Task 1: Math (BASIC Subtraction) + Implicit "No knowledge transfer through sleeping" + External actor (Action taken by someone else and not self)

Both GPT4 and GPT3.5 fail on this simple task

Somehow sleep is not encoded as no knowledge transfer?

Experimental Design

The experimental design encompasses the basics of the experiment and the corresponding prompt, providing a structured framework for conducting the evaluation.
We can define different components within the experimental design:
E1. Control: A control prompt serves as a baseline for comparison. It can be a prompt that compares the model's performance to a base model or a different kind of model, where it is known, to the best of our knowledge, that the model does not exhibit certain capabilities. For example, if we can confidently say that GPT3.5 does not "pass" the false-belief test, it can serve as a control prompt.
E2. Previous Prompt: The previous prompt serves as a reference point for the current experiment. It allows us to note the differences made in the current prompt and annotate those differences for iterations and concepts. It helps in tracking the evolution and progress of the prompt design.
E2a. Prompt: The prompt itself is a crucial part of the experimental design. It includes the specific instructions, information, and context provided to the model to generate a response.
E2b. Directionality: Directionality refers to the specific direction or focus of the variables compared to the previous prompt. It includes aspects such as leakage, ambiguity, specificity, and coverage. These variables aim to reduce ambiguity, enhance specificity, and provide better coverage in the prompt design.
E3. Date: The date component specifies the time or period during which the experiment is conducted. It helps in documenting and tracking the experimental timeline.
E4. Model: The model component specifies the particular model being used in the experiment. It helps in defining the testing environment and ensuring consistency across evaluations.
By codifying the directionality of these variables and considering the experimental design components such as control, previous prompt, date, and model, we can establish a structured and systematic approach to prompt-based experimentation. This framework allows for clear comparisons, iterative improvements, and effective tracking of the experiment's progress and outcomes.
Previous Example
Some of these prompts have the word "expect" which is known to be ambiguous
Let's consider an example to illustrate the importance of annotating the directionality within the experimental design. In this case, we initially believe that the model is correct and passes the false-belief test. However, upon further examination, we identify a potential issue of leakage in the prompt.
The use of words such as "think" or "believe" in the prompt directly correlates with the concept of a "belief-test." This correlation can unintentionally guide the model towards the correct answer, potentially compromising the validity of the test.
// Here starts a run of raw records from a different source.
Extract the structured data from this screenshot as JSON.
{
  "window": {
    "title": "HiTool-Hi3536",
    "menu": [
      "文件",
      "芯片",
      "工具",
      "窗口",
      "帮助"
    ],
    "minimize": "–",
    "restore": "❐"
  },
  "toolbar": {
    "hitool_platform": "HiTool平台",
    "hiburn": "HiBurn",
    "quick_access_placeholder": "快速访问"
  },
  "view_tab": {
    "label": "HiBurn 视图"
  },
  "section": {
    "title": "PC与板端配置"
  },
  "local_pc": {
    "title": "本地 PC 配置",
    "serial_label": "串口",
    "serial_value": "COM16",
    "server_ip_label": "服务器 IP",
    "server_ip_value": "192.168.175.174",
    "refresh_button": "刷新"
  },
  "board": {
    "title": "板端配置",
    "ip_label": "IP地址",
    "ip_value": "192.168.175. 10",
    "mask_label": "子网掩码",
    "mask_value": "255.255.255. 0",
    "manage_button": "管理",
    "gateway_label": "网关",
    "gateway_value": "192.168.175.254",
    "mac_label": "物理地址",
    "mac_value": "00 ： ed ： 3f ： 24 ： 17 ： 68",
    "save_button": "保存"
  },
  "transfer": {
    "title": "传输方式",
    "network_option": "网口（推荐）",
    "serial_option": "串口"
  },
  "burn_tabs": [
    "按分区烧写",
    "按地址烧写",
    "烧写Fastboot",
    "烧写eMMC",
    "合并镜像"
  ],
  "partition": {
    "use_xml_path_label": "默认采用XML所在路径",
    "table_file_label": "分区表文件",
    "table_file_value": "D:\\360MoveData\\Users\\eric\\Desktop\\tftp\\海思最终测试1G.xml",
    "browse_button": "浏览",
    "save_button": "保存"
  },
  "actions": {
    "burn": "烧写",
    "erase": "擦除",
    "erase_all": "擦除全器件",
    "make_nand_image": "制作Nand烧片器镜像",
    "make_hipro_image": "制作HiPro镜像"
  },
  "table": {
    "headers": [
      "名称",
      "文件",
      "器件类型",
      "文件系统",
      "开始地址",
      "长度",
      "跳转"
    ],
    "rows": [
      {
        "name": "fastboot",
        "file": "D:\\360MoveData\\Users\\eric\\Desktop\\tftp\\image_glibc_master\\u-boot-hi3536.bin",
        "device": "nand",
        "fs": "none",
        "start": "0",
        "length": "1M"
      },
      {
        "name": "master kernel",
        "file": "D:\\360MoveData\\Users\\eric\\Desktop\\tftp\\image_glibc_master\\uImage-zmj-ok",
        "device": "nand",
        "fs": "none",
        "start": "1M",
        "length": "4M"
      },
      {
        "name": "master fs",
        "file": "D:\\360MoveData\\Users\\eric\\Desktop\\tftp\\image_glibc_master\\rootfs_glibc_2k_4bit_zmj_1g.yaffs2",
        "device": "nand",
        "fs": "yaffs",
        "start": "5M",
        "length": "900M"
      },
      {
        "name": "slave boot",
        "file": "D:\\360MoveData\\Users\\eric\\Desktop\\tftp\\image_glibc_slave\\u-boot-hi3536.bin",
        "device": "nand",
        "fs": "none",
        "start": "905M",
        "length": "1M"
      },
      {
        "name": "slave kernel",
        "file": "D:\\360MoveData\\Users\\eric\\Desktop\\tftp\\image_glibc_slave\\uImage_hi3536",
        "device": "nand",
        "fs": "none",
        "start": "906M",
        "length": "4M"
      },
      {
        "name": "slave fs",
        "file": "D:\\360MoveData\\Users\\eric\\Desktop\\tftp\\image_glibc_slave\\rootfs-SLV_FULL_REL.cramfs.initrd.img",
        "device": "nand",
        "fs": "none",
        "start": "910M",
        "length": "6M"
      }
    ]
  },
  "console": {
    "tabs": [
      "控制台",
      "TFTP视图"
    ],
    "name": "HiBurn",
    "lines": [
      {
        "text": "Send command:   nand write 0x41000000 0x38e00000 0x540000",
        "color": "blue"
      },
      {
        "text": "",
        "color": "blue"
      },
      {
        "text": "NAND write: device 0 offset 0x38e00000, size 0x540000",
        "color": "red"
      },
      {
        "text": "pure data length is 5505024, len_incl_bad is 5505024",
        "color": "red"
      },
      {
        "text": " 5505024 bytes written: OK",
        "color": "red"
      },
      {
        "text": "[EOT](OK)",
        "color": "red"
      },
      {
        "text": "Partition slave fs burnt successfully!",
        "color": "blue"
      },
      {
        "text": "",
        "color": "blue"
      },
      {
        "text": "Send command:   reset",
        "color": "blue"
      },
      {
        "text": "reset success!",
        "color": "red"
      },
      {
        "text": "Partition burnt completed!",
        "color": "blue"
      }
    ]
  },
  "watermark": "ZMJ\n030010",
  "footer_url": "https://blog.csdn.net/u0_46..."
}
To address this concern, we can annotate the directionality by replacing the problematic wording with alternatives. For instance, replacing "think" with "look for" in the prompt may help mitigate the issue of leakage.
By annotating the directionality and actively addressing potential biases or correlations within the prompt, we can ensure a more accurate evaluation of the model's capabilities. This approach enhances the integrity of the experiment and allows for clearer insights into the model's performance and understanding of the desired concepts.
Previous Example
Using the word think or believe makes it work for GPT4, not for GPT3.5.

Suggestions to frame it without using the explicit terms "think" "believe" which correlate to the expectation that outcome is independent of the action?


This prompt-based experimental design schema is a work in progress and welcomes suggestions for further improvement. Integrating existing LLMs to simplify metadata processing is an open question, and suggestions on this topic are highly appreciated!

Markup/Interfacing Languages

Prompt Building

Dataset Cartography

Experimental Design

LLM Evaluation